Observations on the pending Nov. 8, 2022 elections: Joel Fox

Pollsters are fond of asking the question if a state or locality is headed in the right direction as an election approaches.

Given the major issues facing voters in Los Angeles, I decided to frame that question differently when I recently participated on the political panel at the annual Valley Industry and Commerce Association’s Business Forecast Conference.

I asked the fifty or so attendees who chose our panel, given the major concerns over homelessness and crime, the scandals involving city council members and the ideological shift to the left of city government, how many in the audience considered moving their home and/or business out of Los Angeles. About two-thirds of the hands went up.

While that is a select group responding to the question, and admittedly a small sample, the result is telling.

The idea that the L.A. City Council could move further to the left if more progressives are victorious on Election Day (Election Month?), will affect the agenda of whichever mayoral candidate is successful.

If Rick Caruso is the new mayor faced with an ultra-progressive city council, will his role be like that of a soccer goalie batting away dramatic policy shots from becoming law? Karen Bass may play a similar role to a lesser degree as she tries to work out some compromises with erstwhile colleagues.

Already one self-declared democratic socialist has captured a seat on the council during the primary election. Another is running hard to join her and other progressives, whether accepting the democratic socialist label or not, are either sitting on the council or eager to take their place after the November election.

Ironically, the potential greater progressive lean of the L.A. City Council may not be reflected in a newly constituted Los Angeles County Board of Supervisors.

If state Sen. Bob Hertzberg is successful in capturing the Third Supervisorial District against progressive West Hollywood Councilmember Lindsey Horvath, the board would skew more moderate. The winner replaces progressive incumbent Sheila Kuehl.

If Hertzberg frequently aligns with Supervisor Kathryn Barger, Janice Hahn becomes the swing vote on the five-member board.

Another interesting outcome on the county ballot could result if embattled Sheriff Alex Villanueva is successfully re-elected at the same time Measure A passes giving power to the Board of Supervisors to fire the sheriff. Measure A was put on the ballot by disgruntled supervisors specifically to dump Villanueva. If passed, it will take four supervisors to vote to remove the sheriff for misconduct.

Much attention will fall on the board’s newest member to determine the sheriff’s fate.

It is hard to imagine if the voters decide to keep the sheriff that the board will act otherwise, but it’s fascinating to contemplate these two opposite forces — re-electing the sheriff and giving the supervisors the ability to fire him — colliding by will of the voters.

The power of voters to trump the wishes of elected representatives is becoming more prevalent in California.
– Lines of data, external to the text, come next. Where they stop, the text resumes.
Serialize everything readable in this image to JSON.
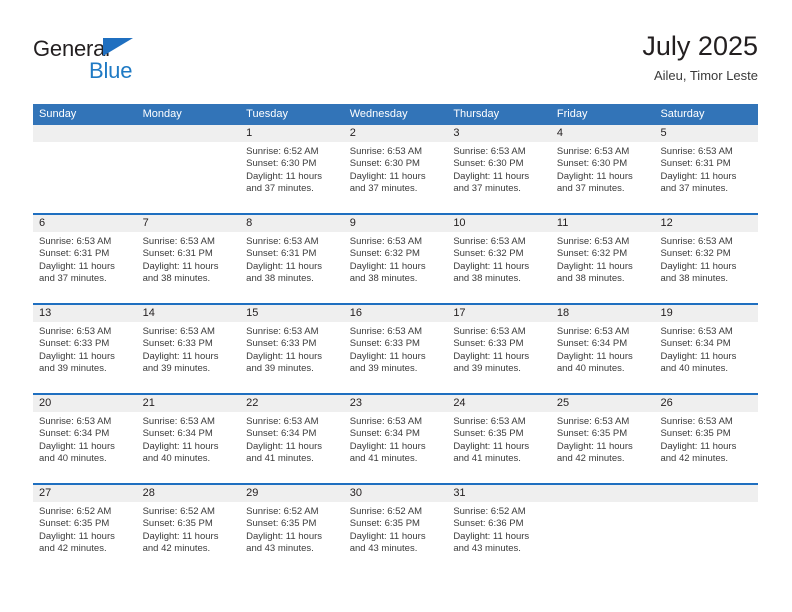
{
  "brand": {
    "line1": "General",
    "line2": "Blue",
    "triangle_icon": "triangle-logo-icon",
    "color_dark": "#231f20",
    "color_blue": "#1f7ac4"
  },
  "header": {
    "title": "July 2025",
    "subtitle": "Aileu, Timor Leste"
  },
  "theme": {
    "header_blue": "#3274b8",
    "divider_blue": "#1f6fc0",
    "band_gray": "#efefef"
  },
  "weekdays": [
    "Sunday",
    "Monday",
    "Tuesday",
    "Wednesday",
    "Thursday",
    "Friday",
    "Saturday"
  ],
  "weeks": [
    [
      {
        "day": "",
        "empty": true,
        "sunrise": "",
        "sunset": "",
        "daylight1": "",
        "daylight2": ""
      },
      {
        "day": "",
        "empty": true,
        "sunrise": "",
        "sunset": "",
        "daylight1": "",
        "daylight2": ""
      },
      {
        "day": "1",
        "sunrise": "Sunrise: 6:52 AM",
        "sunset": "Sunset: 6:30 PM",
        "daylight1": "Daylight: 11 hours",
        "daylight2": "and 37 minutes."
      },
      {
        "day": "2",
        "sunrise": "Sunrise: 6:53 AM",
        "sunset": "Sunset: 6:30 PM",
        "daylight1": "Daylight: 11 hours",
        "daylight2": "and 37 minutes."
      },
      {
        "day": "3",
        "sunrise": "Sunrise: 6:53 AM",
        "sunset": "Sunset: 6:30 PM",
        "daylight1": "Daylight: 11 hours",
        "daylight2": "and 37 minutes."
      },
      {
        "day": "4",
        "sunrise": "Sunrise: 6:53 AM",
        "sunset": "Sunset: 6:30 PM",
        "daylight1": "Daylight: 11 hours",
        "daylight2": "and 37 minutes."
      },
      {
        "day": "5",
        "sunrise": "Sunrise: 6:53 AM",
        "sunset": "Sunset: 6:31 PM",
        "daylight1": "Daylight: 11 hours",
        "daylight2": "and 37 minutes."
      }
    ],
    [
      {
        "day": "6",
        "sunrise": "Sunrise: 6:53 AM",
        "sunset": "Sunset: 6:31 PM",
        "daylight1": "Daylight: 11 hours",
        "daylight2": "and 37 minutes."
      },
      {
        "day": "7",
        "sunrise": "Sunrise: 6:53 AM",
        "sunset": "Sunset: 6:31 PM",
        "daylight1": "Daylight: 11 hours",
        "daylight2": "and 38 minutes."
      },
      {
        "day": "8",
        "sunrise": "Sunrise: 6:53 AM",
        "sunset": "Sunset: 6:31 PM",
        "daylight1": "Daylight: 11 hours",
        "daylight2": "and 38 minutes."
      },
      {
        "day": "9",
        "sunrise": "Sunrise: 6:53 AM",
        "sunset": "Sunset: 6:32 PM",
        "daylight1": "Daylight: 11 hours",
        "daylight2": "and 38 minutes."
      },
      {
        "day": "10",
        "sunrise": "Sunrise: 6:53 AM",
        "sunset": "Sunset: 6:32 PM",
        "daylight1": "Daylight: 11 hours",
        "daylight2": "and 38 minutes."
      },
      {
        "day": "11",
        "sunrise": "Sunrise: 6:53 AM",
        "sunset": "Sunset: 6:32 PM",
        "daylight1": "Daylight: 11 hours",
        "daylight2": "and 38 minutes."
      },
      {
        "day": "12",
        "sunrise": "Sunrise: 6:53 AM",
        "sunset": "Sunset: 6:32 PM",
        "daylight1": "Daylight: 11 hours",
        "daylight2": "and 38 minutes."
      }
    ],
    [
      {
        "day": "13",
        "sunrise": "Sunrise: 6:53 AM",
        "sunset": "Sunset: 6:33 PM",
        "daylight1": "Daylight: 11 hours",
        "daylight2": "and 39 minutes."
      },
      {
        "day": "14",
        "sunrise": "Sunrise: 6:53 AM",
        "sunset": "Sunset: 6:33 PM",
        "daylight1": "Daylight: 11 hours",
        "daylight2": "and 39 minutes."
      },
      {
        "day": "15",
        "sunrise": "Sunrise: 6:53 AM",
        "sunset": "Sunset: 6:33 PM",
        "daylight1": "Daylight: 11 hours",
        "daylight2": "and 39 minutes."
      },
      {
        "day": "16",
        "sunrise": "Sunrise: 6:53 AM",
        "sunset": "Sunset: 6:33 PM",
        "daylight1": "Daylight: 11 hours",
        "daylight2": "and 39 minutes."
      },
      {
        "day": "17",
        "sunrise": "Sunrise: 6:53 AM",
        "sunset": "Sunset: 6:33 PM",
        "daylight1": "Daylight: 11 hours",
        "daylight2": "and 39 minutes."
      },
      {
        "day": "18",
        "sunrise": "Sunrise: 6:53 AM",
        "sunset": "Sunset: 6:34 PM",
        "daylight1": "Daylight: 11 hours",
        "daylight2": "and 40 minutes."
      },
      {
        "day": "19",
        "sunrise": "Sunrise: 6:53 AM",
        "sunset": "Sunset: 6:34 PM",
        "daylight1": "Daylight: 11 hours",
        "daylight2": "and 40 minutes."
      }
    ],
    [
      {
        "day": "20",
        "sunrise": "Sunrise: 6:53 AM",
        "sunset": "Sunset: 6:34 PM",
        "daylight1": "Daylight: 11 hours",
        "daylight2": "and 40 minutes."
      },
      {
        "day": "21",
        "sunrise": "Sunrise: 6:53 AM",
        "sunset": "Sunset: 6:34 PM",
        "daylight1": "Daylight: 11 hours",
        "daylight2": "and 40 minutes."
      },
      {
        "day": "22",
        "sunrise": "Sunrise: 6:53 AM",
        "sunset": "Sunset: 6:34 PM",
        "daylight1": "Daylight: 11 hours",
        "daylight2": "and 41 minutes."
      },
      {
        "day": "23",
        "sunrise": "Sunrise: 6:53 AM",
        "sunset": "Sunset: 6:34 PM",
        "daylight1": "Daylight: 11 hours",
        "daylight2": "and 41 minutes."
      },
      {
        "day": "24",
        "sunrise": "Sunrise: 6:53 AM",
        "sunset": "Sunset: 6:35 PM",
        "daylight1": "Daylight: 11 hours",
        "daylight2": "and 41 minutes."
      },
      {
        "day": "25",
        "sunrise": "Sunrise: 6:53 AM",
        "sunset": "Sunset: 6:35 PM",
        "daylight1": "Daylight: 11 hours",
        "daylight2": "and 42 minutes."
      },
      {
        "day": "26",
        "sunrise": "Sunrise: 6:53 AM",
        "sunset": "Sunset: 6:35 PM",
        "daylight1": "Daylight: 11 hours",
        "daylight2": "and 42 minutes."
      }
    ],
    [
      {
        "day": "27",
        "sunrise": "Sunrise: 6:52 AM",
        "sunset": "Sunset: 6:35 PM",
        "daylight1": "Daylight: 11 hours",
        "daylight2": "and 42 minutes."
      },
      {
        "day": "28",
        "sunrise": "Sunrise: 6:52 AM",
        "sunset": "Sunset: 6:35 PM",
        "daylight1": "Daylight: 11 hours",
        "daylight2": "and 42 minutes."
      },
      {
        "day": "29",
        "sunrise": "Sunrise: 6:52 AM",
        "sunset": "Sunset: 6:35 PM",
        "daylight1": "Daylight: 11 hours",
        "daylight2": "and 43 minutes."
      },
      {
        "day": "30",
        "sunrise": "Sunrise: 6:52 AM",
        "sunset": "Sunset: 6:35 PM",
        "daylight1": "Daylight: 11 hours",
        "daylight2": "and 43 minutes."
      },
      {
        "day": "31",
        "sunrise": "Sunrise: 6:52 AM",
        "sunset": "Sunset: 6:36 PM",
        "daylight1": "Daylight: 11 hours",
        "daylight2": "and 43 minutes."
      },
      {
        "day": "",
        "empty": true,
        "sunrise": "",
        "sunset": "",
        "daylight1": "",
        "daylight2": ""
      },
      {
        "day": "",
        "empty": true,
        "sunrise": "",
        "sunset": "",
        "daylight1": "",
        "daylight2": ""
      }
    ]
  ]
}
While limited in this election, the effort to overturn government action is on the rise.

The principal method is the use of referendum power, part of California’s triumvirate of voter power granted by direct democracy — initiative, referendum, and recall.

Related Articles

Opinion |

Biden’s fantasy student loan forgiveness

Opinion |

Desal plant rightly gets the green light

Opinion |

A doctor’s perspective on the 7th anniversary of California’s medical aid-in-dying Law

Opinion |

How many more Los Angeles city officials will end up on trial?

Opinion |

Los Angeles mayoral debate misleads on approaches to homelessness

On the state November ballot is Proposition 31, which is an attempt to overturn a law passed by the legislature and signed by the governor to ban flavored tobacco. The use of the referendum is becoming more common. The 2020 election saw a referendum undo bail reform approved by Sacramento.

More referendums are expected in the next election cycle. On the local level in Los Angeles, there is an effort to undo a city ordinance to set minimum wages for health care workers. On the state level, two signature gathering efforts are in progress to qualify referendums for a future ballot to undo legislative mandates to set up a labor law council that can mandate regulations and minimum wages for fast-food workers and one by the oil companies to stop a ban on oil and gas wells within 3200 feet of schools and other structures.

Public policy decisions are no longer the exclusive purview of elected officials.

The voters will have a say—or they just might move.

Joel Fox is a political analyst and adjunct professor at the Pepperdine University’s Graduate School of Public Policy 

Share the Post:

Related Posts